Jaylon Johnson Aiming To Stay With Bears

Jaylon Johnson has put together one of the best contract years in recent memory. The fourth-year Bears cornerback has placed himself on the radar to become one of the top free agents in 2024, but the sentiment he expressed during this past offseason remains.

The former second-round pick wants to stay with the Bears. The difference from Johnson’s June stance to now: a second contract will be much costlier for the team. The 24-year-old corner has been one of the best cornerbacks in the game this season.
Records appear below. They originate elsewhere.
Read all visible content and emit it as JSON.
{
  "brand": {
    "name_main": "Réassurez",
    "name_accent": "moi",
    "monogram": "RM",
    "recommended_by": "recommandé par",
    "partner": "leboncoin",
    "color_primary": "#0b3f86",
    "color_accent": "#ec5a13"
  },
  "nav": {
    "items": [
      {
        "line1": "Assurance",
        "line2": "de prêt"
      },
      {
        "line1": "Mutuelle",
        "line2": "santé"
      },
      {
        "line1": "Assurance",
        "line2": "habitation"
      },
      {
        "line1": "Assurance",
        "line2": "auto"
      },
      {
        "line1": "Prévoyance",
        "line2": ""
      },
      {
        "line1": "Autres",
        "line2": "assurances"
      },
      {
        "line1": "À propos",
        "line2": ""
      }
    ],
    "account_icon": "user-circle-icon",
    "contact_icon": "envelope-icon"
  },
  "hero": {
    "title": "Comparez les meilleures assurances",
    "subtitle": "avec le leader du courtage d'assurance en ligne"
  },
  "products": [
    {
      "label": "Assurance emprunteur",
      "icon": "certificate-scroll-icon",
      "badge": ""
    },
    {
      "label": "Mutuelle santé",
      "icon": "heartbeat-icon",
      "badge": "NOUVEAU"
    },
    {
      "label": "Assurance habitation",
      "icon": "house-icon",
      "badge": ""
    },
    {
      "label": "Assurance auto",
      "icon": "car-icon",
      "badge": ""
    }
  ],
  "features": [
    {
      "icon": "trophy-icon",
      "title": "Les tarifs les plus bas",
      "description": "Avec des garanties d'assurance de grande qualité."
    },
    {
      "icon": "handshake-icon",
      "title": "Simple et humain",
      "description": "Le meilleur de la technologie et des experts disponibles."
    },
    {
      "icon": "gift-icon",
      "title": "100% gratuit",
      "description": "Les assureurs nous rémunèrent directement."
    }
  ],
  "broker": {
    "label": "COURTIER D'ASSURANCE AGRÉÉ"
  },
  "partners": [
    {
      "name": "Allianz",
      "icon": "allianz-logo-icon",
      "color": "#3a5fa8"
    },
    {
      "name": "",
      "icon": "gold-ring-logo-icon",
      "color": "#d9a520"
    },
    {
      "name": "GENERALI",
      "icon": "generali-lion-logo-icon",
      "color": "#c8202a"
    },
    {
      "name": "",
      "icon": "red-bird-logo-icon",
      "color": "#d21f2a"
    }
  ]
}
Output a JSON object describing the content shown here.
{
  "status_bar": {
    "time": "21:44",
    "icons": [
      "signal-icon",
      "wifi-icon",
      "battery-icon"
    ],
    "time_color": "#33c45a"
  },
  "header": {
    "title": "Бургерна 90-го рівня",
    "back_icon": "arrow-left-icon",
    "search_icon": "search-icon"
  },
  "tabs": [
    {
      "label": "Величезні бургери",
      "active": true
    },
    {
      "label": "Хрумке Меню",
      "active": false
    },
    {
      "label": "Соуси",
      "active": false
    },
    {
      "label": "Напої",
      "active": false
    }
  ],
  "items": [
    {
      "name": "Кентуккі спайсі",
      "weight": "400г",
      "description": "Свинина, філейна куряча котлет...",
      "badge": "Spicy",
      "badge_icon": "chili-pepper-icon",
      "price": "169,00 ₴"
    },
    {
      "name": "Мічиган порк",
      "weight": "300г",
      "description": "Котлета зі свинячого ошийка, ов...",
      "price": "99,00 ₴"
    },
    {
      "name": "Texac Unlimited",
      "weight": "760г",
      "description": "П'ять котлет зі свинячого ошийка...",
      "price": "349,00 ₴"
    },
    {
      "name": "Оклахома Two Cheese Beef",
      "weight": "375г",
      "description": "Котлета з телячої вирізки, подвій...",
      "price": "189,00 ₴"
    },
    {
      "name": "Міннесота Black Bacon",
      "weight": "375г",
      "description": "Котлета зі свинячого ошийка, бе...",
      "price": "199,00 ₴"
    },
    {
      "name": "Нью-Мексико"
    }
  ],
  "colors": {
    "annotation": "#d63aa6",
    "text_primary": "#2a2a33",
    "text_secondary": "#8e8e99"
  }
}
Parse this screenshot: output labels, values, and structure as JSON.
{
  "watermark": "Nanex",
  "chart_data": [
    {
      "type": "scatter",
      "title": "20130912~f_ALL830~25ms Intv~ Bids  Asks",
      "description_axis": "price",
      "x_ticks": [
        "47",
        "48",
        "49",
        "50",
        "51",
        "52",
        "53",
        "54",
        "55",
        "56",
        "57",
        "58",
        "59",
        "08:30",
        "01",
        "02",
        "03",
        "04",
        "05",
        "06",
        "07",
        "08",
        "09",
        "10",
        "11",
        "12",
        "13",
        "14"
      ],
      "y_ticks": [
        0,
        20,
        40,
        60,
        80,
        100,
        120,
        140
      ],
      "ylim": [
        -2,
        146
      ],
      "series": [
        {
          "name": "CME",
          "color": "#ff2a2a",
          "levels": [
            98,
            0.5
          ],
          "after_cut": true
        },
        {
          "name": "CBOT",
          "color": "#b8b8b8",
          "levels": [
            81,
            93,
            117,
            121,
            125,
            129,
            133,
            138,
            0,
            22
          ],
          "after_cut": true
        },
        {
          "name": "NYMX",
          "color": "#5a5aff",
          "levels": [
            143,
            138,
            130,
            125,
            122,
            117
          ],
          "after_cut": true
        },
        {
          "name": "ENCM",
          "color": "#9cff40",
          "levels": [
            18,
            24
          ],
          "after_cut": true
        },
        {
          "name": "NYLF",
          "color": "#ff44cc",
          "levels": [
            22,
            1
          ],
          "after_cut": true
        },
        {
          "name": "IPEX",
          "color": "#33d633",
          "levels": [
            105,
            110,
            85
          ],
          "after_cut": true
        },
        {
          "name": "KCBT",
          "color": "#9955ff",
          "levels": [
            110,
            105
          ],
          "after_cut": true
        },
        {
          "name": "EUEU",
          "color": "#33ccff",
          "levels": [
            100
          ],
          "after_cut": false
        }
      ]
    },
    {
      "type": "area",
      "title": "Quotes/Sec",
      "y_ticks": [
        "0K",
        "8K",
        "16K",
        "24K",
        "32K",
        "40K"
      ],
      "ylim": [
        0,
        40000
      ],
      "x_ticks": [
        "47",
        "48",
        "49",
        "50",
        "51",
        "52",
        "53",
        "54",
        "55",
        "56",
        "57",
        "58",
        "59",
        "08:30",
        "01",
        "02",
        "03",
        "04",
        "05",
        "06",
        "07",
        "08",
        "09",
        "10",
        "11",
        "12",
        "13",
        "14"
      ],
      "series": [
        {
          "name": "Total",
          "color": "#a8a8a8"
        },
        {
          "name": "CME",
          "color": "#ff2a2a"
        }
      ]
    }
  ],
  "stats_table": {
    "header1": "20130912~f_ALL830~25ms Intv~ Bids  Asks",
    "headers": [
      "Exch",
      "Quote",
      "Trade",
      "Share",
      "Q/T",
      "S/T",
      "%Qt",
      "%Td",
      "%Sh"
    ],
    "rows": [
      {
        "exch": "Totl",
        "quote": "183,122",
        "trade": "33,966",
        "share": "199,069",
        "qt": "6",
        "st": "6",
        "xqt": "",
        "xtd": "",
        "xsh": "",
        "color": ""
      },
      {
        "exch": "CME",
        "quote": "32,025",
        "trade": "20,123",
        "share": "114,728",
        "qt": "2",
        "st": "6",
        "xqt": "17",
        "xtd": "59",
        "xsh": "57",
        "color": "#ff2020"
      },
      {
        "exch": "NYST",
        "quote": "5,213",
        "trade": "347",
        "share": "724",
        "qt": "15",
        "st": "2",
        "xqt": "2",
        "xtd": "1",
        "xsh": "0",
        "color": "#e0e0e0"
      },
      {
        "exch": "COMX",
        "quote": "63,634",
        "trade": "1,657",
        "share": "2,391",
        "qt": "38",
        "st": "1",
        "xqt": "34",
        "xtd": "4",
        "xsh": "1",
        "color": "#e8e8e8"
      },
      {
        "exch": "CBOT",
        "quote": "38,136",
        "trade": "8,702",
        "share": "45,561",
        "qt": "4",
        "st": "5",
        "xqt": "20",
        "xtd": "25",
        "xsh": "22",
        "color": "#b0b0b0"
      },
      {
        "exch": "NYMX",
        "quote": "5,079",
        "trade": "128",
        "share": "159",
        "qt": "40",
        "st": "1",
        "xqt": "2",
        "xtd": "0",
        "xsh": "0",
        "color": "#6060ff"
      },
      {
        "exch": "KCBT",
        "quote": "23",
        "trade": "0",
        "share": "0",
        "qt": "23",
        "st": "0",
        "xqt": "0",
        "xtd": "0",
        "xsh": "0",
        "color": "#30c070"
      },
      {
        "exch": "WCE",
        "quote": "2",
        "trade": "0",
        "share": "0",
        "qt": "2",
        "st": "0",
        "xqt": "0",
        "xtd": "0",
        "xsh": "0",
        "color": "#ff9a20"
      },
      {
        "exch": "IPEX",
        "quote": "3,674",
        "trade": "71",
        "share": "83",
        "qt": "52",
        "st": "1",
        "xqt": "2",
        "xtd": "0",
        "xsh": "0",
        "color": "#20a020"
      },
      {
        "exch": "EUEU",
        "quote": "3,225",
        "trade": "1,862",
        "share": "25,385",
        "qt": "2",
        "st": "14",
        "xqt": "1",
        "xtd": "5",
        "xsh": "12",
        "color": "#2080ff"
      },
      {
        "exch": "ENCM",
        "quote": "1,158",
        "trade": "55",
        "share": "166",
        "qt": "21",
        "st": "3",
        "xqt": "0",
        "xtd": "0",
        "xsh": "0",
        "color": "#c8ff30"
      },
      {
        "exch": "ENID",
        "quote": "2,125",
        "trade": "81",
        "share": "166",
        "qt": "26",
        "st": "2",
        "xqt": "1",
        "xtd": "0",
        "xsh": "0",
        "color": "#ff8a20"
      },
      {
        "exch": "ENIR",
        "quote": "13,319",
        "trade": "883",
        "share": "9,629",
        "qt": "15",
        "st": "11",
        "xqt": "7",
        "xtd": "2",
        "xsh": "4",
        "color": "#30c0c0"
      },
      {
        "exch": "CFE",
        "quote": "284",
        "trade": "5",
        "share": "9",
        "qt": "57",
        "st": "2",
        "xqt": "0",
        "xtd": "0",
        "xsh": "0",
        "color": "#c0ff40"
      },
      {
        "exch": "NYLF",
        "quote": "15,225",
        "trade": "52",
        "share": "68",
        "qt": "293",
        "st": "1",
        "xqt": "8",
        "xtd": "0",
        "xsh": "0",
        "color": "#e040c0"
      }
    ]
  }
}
I want to stay here,” Johnson said, via the Chicago Sun-Times’ Jason Lieser. “I definitely want to get something done [here] first, but if something doesn’t get done, I’m not opposed to any other options. I would love to stay here.

“Couldn’t see myself anywhere else. It’s easy to say you want out of somewhere until you get it and then it’s like, ‘Ah, this may not be quite what I want.’”

Since the Bears allowed Johnson to see if a viable trade offer emerged just before the deadline, he has continued to submit a top-flight CB season. Pro Football Focus slots Johnson as this season’s No. 1 cornerback, and Pro-Football-Reference’s coverage metrics indicate the Ryan Pace-era draftee has allowed a paltry 49.7 passer rating as the closest defender in coverage. That number is miles ahead of Johnson’s figures from 2020-22. Teams could conceivably be skeptical of Johnson sustaining this form, but he is well past a “prove it” deal.

Johnson, who has intercepted four passes in 2023, acknowledged he has “definitely added some money” this season. Following Johnson’s eventful deadline day, GM Ryan Poles said the team wants to retain the ascending perimeter corner. The team held out for a first- or second-round pick in exchange. The Bears have already signed off on a big-ticket extension for deadline-day acquisition Montez Sweat, and while Johnson once said it would be an issue if the team extended Sweat before him, that has not ultimately swayed his pro-Chicago stance.

The Bears have paid up for a cornerback’s strong contract year in the recent past. After the team declined Kyle Fuller‘s fifth-year option in 2017, Pace and Co. circled back and transition-tagged him a year later. The Packers submitted Fuller an offer sheet, and the Bears matched it. The Bears may be in position to unholster their franchise tag to keep Johnson, though no team has tagged a corner since the Rams cuffed Trumaine Johnson for a second time back in 2017. OverTheCap projects a 2024 CB tag will come in just north of $18MM. A transition tag is projected to cost more than $15MM, but the Bears would receive no compensation if they did not match an offer sheet. The franchise tag would effectively keep Johnson in Chicago, as teams would not be willing to fork over two first-round picks for an unmatched offer sheet.

Poles already took care of 2020 draftee Cole Kmet, and Darnell Mooney has not enjoyed a good contract year. With Kmet and Sweat signed, Johnson profiles as Chicago’s clear-cut top priority. Even after the Sweat re-up, the Bears are projected to hold the seventh-most cap space (more than $63MM) in 2024. But it will undoubtedly take a monster offer to keep the 6-foot defender off the market. It certainly sounds like Johnson would be amenable to re-signing before free agency, should Poles and Co. view him as a cornerstone piece.

I feel like we’re building something special, too, especially the guys in the locker room,” Johnson said, via ESPN.com’s Courtney Cronin. “It’s something that I don’t think I can get anywhere else. I would like to stay in that and continue to build, make it better.”